··· Data shown ···

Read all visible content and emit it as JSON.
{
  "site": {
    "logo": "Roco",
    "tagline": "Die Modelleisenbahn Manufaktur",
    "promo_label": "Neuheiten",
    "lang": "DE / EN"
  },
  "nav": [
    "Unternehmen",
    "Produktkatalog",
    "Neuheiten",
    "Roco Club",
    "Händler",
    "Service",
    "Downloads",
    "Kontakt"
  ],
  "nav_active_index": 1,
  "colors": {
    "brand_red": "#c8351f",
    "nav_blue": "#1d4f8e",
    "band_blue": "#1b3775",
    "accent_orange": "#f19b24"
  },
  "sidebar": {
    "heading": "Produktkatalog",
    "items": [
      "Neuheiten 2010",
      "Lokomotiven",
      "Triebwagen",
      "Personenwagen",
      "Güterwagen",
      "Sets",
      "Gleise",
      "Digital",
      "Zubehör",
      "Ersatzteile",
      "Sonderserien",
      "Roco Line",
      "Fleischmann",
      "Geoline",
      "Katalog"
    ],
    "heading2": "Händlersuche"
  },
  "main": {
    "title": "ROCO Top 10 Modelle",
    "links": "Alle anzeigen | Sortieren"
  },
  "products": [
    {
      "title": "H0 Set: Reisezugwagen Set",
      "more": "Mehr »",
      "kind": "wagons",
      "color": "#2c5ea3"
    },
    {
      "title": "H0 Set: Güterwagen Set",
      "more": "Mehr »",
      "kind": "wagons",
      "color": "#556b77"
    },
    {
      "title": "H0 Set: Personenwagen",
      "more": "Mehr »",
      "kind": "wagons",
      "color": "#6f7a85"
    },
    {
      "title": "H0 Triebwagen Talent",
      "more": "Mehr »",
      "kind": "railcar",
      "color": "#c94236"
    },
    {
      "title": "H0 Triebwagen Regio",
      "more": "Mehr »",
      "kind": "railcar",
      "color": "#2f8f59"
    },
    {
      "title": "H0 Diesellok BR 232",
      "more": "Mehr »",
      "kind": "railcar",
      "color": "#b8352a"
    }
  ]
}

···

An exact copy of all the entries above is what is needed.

#### Your solution:
Read all visible content and emit it as JSON.
{
  "site": {
    "logo": "Roco",
    "tagline": "Die Modelleisenbahn Manufaktur",
    "promo_label": "Neuheiten",
    "lang": "DE / EN"
  },
  "nav": [
    "Unternehmen",
    "Produktkatalog",
    "Neuheiten",
    "Roco Club",
    "Händler",
    "Service",
    "Downloads",
    "Kontakt"
  ],
  "nav_active_index": 1,
  "colors": {
    "brand_red": "#c8351f",
    "nav_blue": "#1d4f8e",
    "band_blue": "#1b3775",
    "accent_orange": "#f19b24"
  },
  "sidebar": {
    "heading": "Produktkatalog",
    "items": [
      "Neuheiten 2010",
      "Lokomotiven",
      "Triebwagen",
      "Personenwagen",
      "Güterwagen",
      "Sets",
      "Gleise",
      "Digital",
      "Zubehör",
      "Ersatzteile",
      "Sonderserien",
      "Roco Line",
      "Fleischmann",
      "Geoline",
      "Katalog"
    ],
    "heading2": "Händlersuche"
  },
  "main": {
    "title": "ROCO Top 10 Modelle",
    "links": "Alle anzeigen | Sortieren"
  },
  "products": [
    {
      "title": "H0 Set: Reisezugwagen Set",
      "more": "Mehr »",
      "kind": "wagons",
      "color": "#2c5ea3"
    },
    {
      "title": "H0 Set: Güterwagen Set",
      "more": "Mehr »",
      "kind": "wagons",
      "color": "#556b77"
    },
    {
      "title": "H0 Set: Personenwagen",
      "more": "Mehr »",
      "kind": "wagons",
      "color": "#6f7a85"
    },
    {
      "title": "H0 Triebwagen Talent",
      "more": "Mehr »",
      "kind": "railcar",
      "color": "#c94236"
    },
    {
      "title": "H0 Triebwagen Regio",
      "more": "Mehr »",
      "kind": "railcar",
      "color": "#2f8f59"
    },
    {
      "title": "H0 Diesellok BR 232",
      "more": "Mehr »",
      "kind": "railcar",
      "color": "#b8352a"
    }
  ]
}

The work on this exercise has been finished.